PropertyPython type

You can create an instance of Person and assign some values to the attributes.

import datetime
p = Person() = 'Tim'
p.birthdate =, 7, 21)

To store this person in the database, use:


Persistent objects can refer to other persistent objects. To indicate a persistent reference you should use the property pref(cls), where cls is the persistent object that is being referred to. For example:

class Contact(pobject):
    database = db
    person = pref(Person)
    email = pstr()

c = Contact()
c.person = p = ''
print    # will print Tim, see previous code
Persistent references refer to objects of a particular type or a subtype of that type. The impact of that will becomes clear when we write queries.

Writing queries

I have shown how you can store objects in the database using the commit() method. To retrieve those objects, you write queries.

This is a simple query: == 'Tim'

Note that the query is written as an expression with a class attribute as operant. We interpret this query as the set of all instances p for which isinstance(p, Person) and'Tim' is True. This means that the query may be satisfied by objects that are instances of subclasses of Person. Queries are polymorphic

A query in itself does not produce a result.

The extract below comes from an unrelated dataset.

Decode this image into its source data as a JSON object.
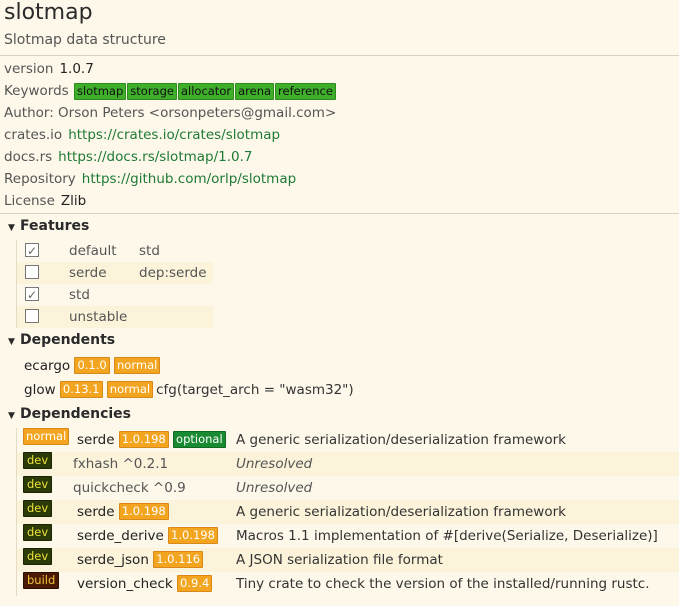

In fact, queries are generators of instances (iterators). So, you can do something like:

for p in'Tim':
    print, p.birthdate

This may be a handy utility function:

def one(query):
    """Return the instance for a query where you expect to have one and 
    only one result"""
    result = list(query)
    if len(result) != 1:
        raise Exception, "Expected one and only one result"
    return result[0]

Given this function, we can illustrate an important property of queries (assuming that there is only one 'Tim' in our database):

p1 = one('Tim')
p2 = one('Tim')
print p1 is p2    # Should print True

that is: two variables that refer to the same row in the database, will in fact be referring to the same object.

Queries understand references. For example:

contacts_tims = list('Tim')

is equivalent to (but faster):

contacts_tims = []
for p in'Tim':

Queries use the bitwise operators ~, |, and & to represent the logical operators not, or, and and respectively. Note that bitwise operators have a higher precedence than comparison operators (contrary to logical operators). Make sure that you properly parenthesize the terms in your queries!

The most important rule in queries is that they should have only one 'free variable'. This is an illegal query:

(A.a == 1) & (B.b == 2)

because it is not clear if this query should return instances of type A or instances of type B.

Queries also understand the arithmetic operators +, -, /, and *. This is a valid query:

(A.x + A.b.y + 17) <= (A.y * A.b.x * 2)